The new program teaches partners to identify departments within companies that are most likely to benefit from Yammer, according to Grafham. They also learn about Yammer's "freemium" model, which lets organizations try out a free version of the software and then pay for higher-end features if they find it useful.

Rand Morimoto, president of Convergent Computing, an Oakland, Calif.-based Microsoft partner, said Yammer is very different than traditional Microsoft products. He described the new partner program "as completely experiential" because it's not focused on memorizing terms, features, and functions.

"Instead of telling a customer the cool things Yammer does, the Yammer partner training gets us to focus on how organizations have benefited from using Yammer," Morimoto said in an email.

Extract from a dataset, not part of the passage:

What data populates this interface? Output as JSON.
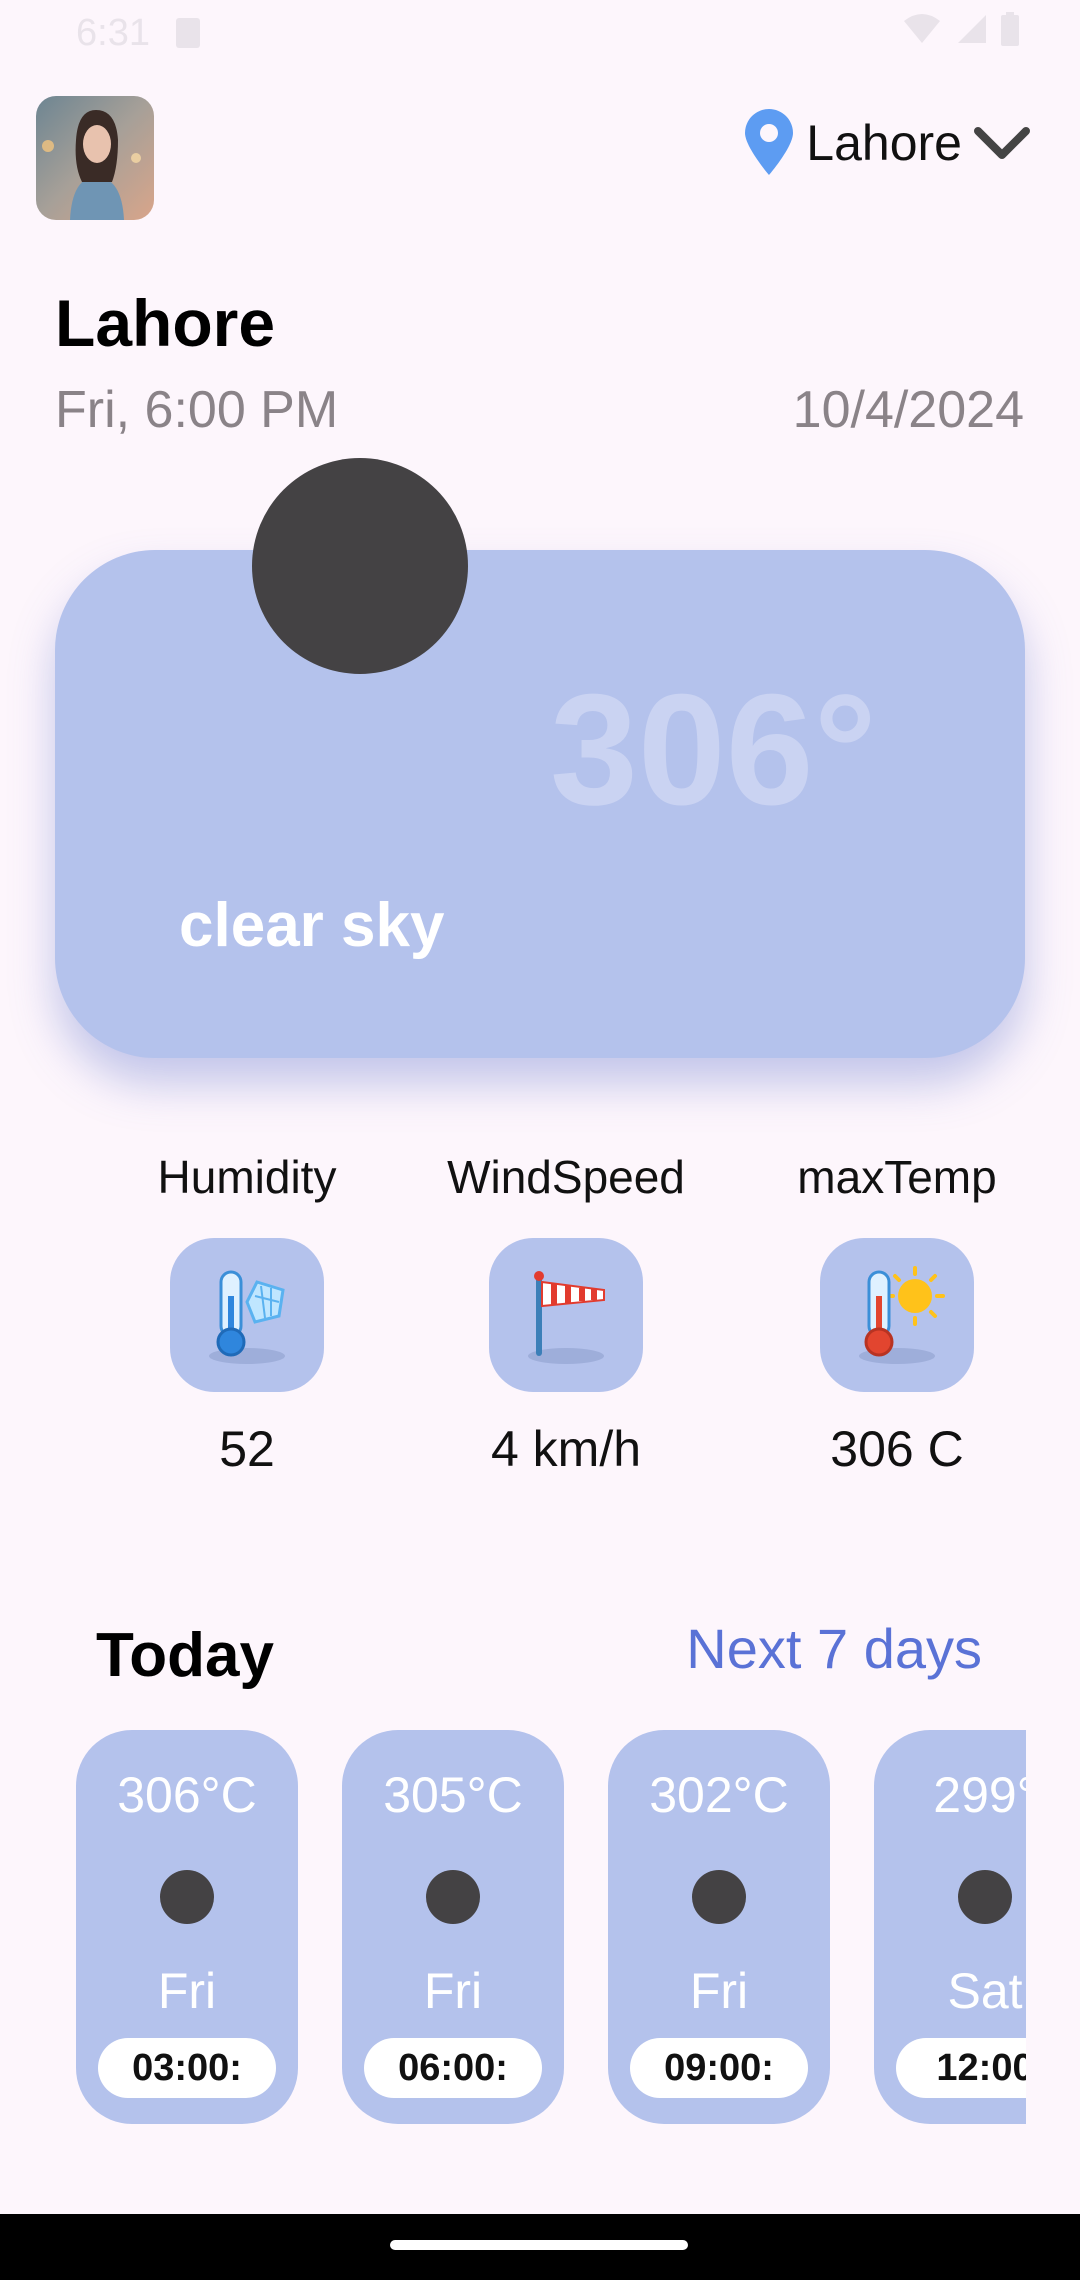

To get certified, partners are trained on how to deploy Yammer in their own organizations, which lets them experience the business benefits of the product firsthand, Morimoto said. Convergent Computing is also showing customers how to use Yammer as an integrated tool in their existing SharePoint, Lync or Office 365 implementations, he said.

NEXT: How Microsoft Is Driving Yammer Usage In Enterprises

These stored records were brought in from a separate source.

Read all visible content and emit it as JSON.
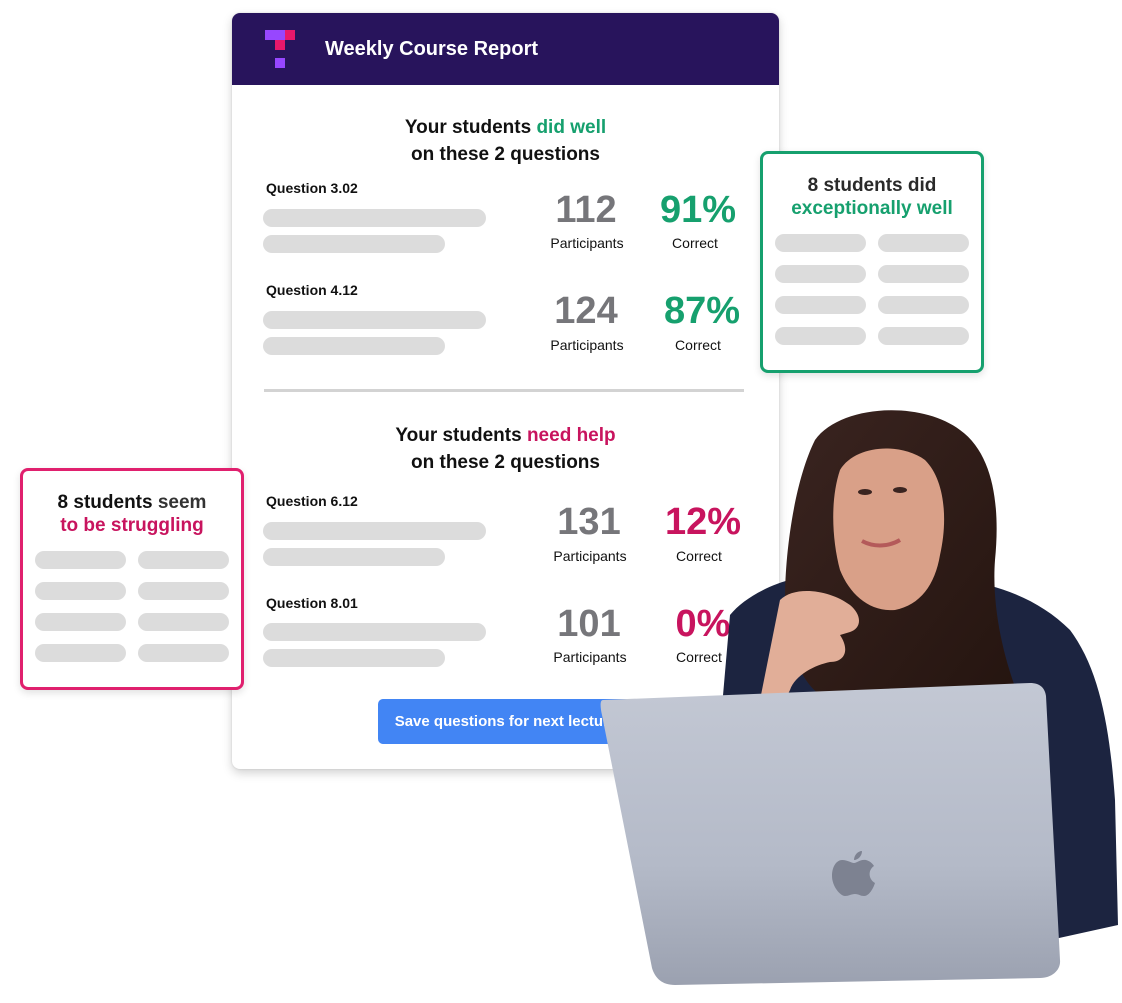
{
  "report": {
    "title": "Weekly Course Report",
    "logo_icon": "top-hat-logo",
    "colors": {
      "header_bg": "#28145c",
      "good": "#16a06e",
      "bad": "#c8145e",
      "button": "#4285f4"
    },
    "good_section": {
      "title_prefix": "Your students ",
      "title_highlight": "did well",
      "title_line2": "on these 2 questions",
      "questions": [
        {
          "label": "Question 3.02",
          "participants": "112",
          "participants_label": "Participants",
          "correct": "91%",
          "correct_label": "Correct"
        },
        {
          "label": "Question 4.12",
          "participants": "124",
          "participants_label": "Participants",
          "correct": "87%",
          "correct_label": "Correct"
        }
      ]
    },
    "bad_section": {
      "title_prefix": "Your students ",
      "title_highlight": "need help",
      "title_line2": "on these 2 questions",
      "questions": [
        {
          "label": "Question 6.12",
          "participants": "131",
          "participants_label": "Participants",
          "correct": "12%",
          "correct_label": "Correct"
        },
        {
          "label": "Question 8.01",
          "participants": "101",
          "participants_label": "Participants",
          "correct": "0%",
          "correct_label": "Correct"
        }
      ]
    },
    "save_button_label": "Save questions for next lecture"
  },
  "good_card": {
    "title_line1": "8 students did",
    "title_line2": "exceptionally well",
    "border_color": "#16a06e"
  },
  "bad_card": {
    "title_line1_dark": "8 students",
    "title_line1_grey": " seem",
    "title_line2": "to be struggling",
    "border_color": "#e0206e"
  },
  "illustration": {
    "subject": "woman-with-laptop",
    "laptop_logo_icon": "apple-logo-icon"
  }
}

While many companies have deployed Yammer, getting people to use it has been challenging, Peter Walke, an enterprise social architect at Rightpoint, a Chicago-based systems integrator and Microsoft partner, told CRN.

Yammer has its own in-house consultants, called Customer Success Managers, who are tasked with driving Yammer usage in companies. But there aren’t enough of them, which is why getting partners involved will help, Walke said.

Grafham said the key thing about Yammer is that it's a collaboration tool that spans all of the departments within a company, not just sales teams.

"The methodology we talk about is going into organizations where there is an opportunity to get communications working differently within a department," Grafham said. "When you start talking to customers, you find pockets of people that are doing things differently."

Yammer has spread in similar fashion inside Microsoft, Grafham said. "We're finding that the Yammer team and people inside the Microsoft organization that understand social networking are connecting up to each other. Their behavior on the network is driving the others," Grafham said.

In June, Microsoft said its Yammer user base had grown by 55 percent to 8 million in the year since the acquisition closed. Yammer's sales of paid networks rose by 200 percent, Microsoft said, though it did not reveal an actual sales figure.